Under the Old Law, the Jews were mandated to give a tenth of everything that they owned. This involved a few different types of tithes, but the general idea comes from Leviticus 27:30 that says a tenth of these things “is the Lord’s; it is holy to the Lord.”

Over time, the Jews began to skimp on the tithe — not the quantity, but rather the quality. They still gave a tenth, in other words, but it wasn’t anywhere up to the standard befitting a gift to God (Malachi 1:6-14).

The whole idea of giving something to God is about showing your gratitude and being thankful for what God has given you. A substandard offering  — not necessarily in actual value but value to you — reflects what you really think about Him.

(Note: Just because something looks paltry doesn’t mean it is. The widow’s two mites in Mark 12:41-44 represented everything she had. For her, that was an astounding sacrifice. As 2 Corinthians 8:12 points out, a gift is “acceptable according to what one has, not according to what he does not have.”)

Like his grandfather Abraham, Jacob demonstrates the true nature of tithing in Genesis 28:22 when he claims he will give a tenth of everything to God, if God will but keep him safe. 

It may sound like he’s bargaining with God, but in reality, Jacob is showing his appreciation for God’s protection. It’s an understanding and a testament of faith in God — one that he might not have had much of until his dream.

The same principle is in place for us. When Paul tells the church at Corinth to “put aside as you prosper,” the necessary implication is that we recognize that we have prospered.

And who has prospered us? According to James 1:17, God.

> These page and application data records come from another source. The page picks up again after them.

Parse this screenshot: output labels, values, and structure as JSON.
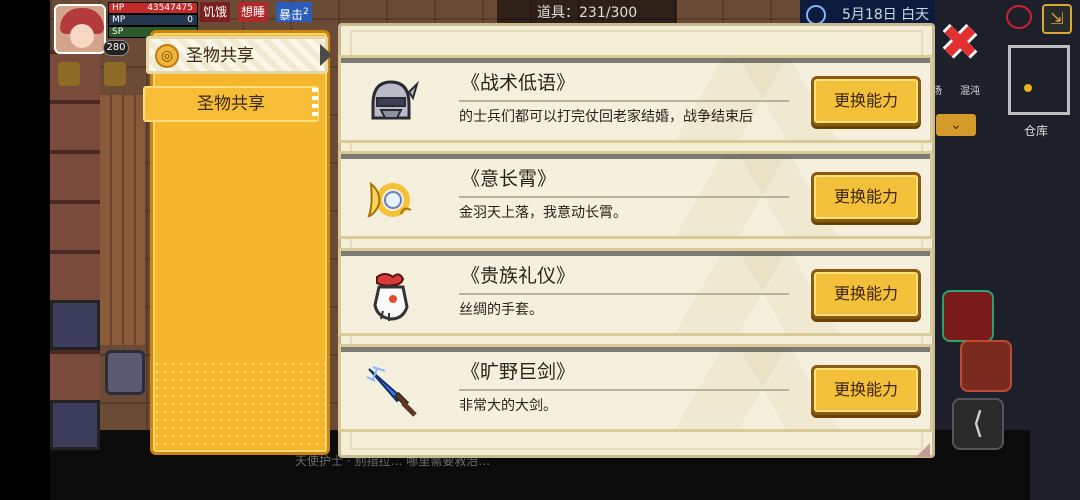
{
  "hud": {
    "hp_label": "HP",
    "hp_value": "43547475",
    "mp_label": "MP",
    "mp_value": "0",
    "sp_label": "SP",
    "level": "280",
    "status_hunger": "饥饿",
    "status_sleep": "想睡",
    "status_crit": "暴击",
    "crit_count": "2",
    "items": "道具：231/300",
    "date": "5月18日 白天",
    "warehouse": "仓库",
    "tag_a": "场",
    "tag_b": "混沌"
  },
  "tabs": {
    "top_label": "圣物共享",
    "sub_label": "圣物共享"
  },
  "abilities": [
    {
      "name": "《战术低语》",
      "desc": "的士兵们都可以打完仗回老家结婚，战争结束后",
      "button": "更换能力",
      "icon": "helmet-icon"
    },
    {
      "name": "《意长霄》",
      "desc": "金羽天上落，我意动长霄。",
      "button": "更换能力",
      "icon": "feather-ring-icon"
    },
    {
      "name": "《贵族礼仪》",
      "desc": "丝绸的手套。",
      "button": "更换能力",
      "icon": "glove-icon"
    },
    {
      "name": "《旷野巨剑》",
      "desc": "非常大的大剑。",
      "button": "更换能力",
      "icon": "greatsword-icon"
    }
  ],
  "bottom_hint": "天使护士 · 别指拉… 哪里需要救治…",
  "close_label": "✖",
  "exit_label": "⇲",
  "colors": {
    "panel_yellow": "#f6b62b",
    "card_bg": "#f5f0dd",
    "button": "#f3c03a",
    "close_red": "#e23030"
  }
}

So no, we don’t tithe anymore. It’s not explicitly mentioned anywhere in the New Testament as a command, but the principle is still very much alive. When we give to God — whether that’s of our time, our money, or our heart — it’s done in appreciation for Him and what He’s done for us.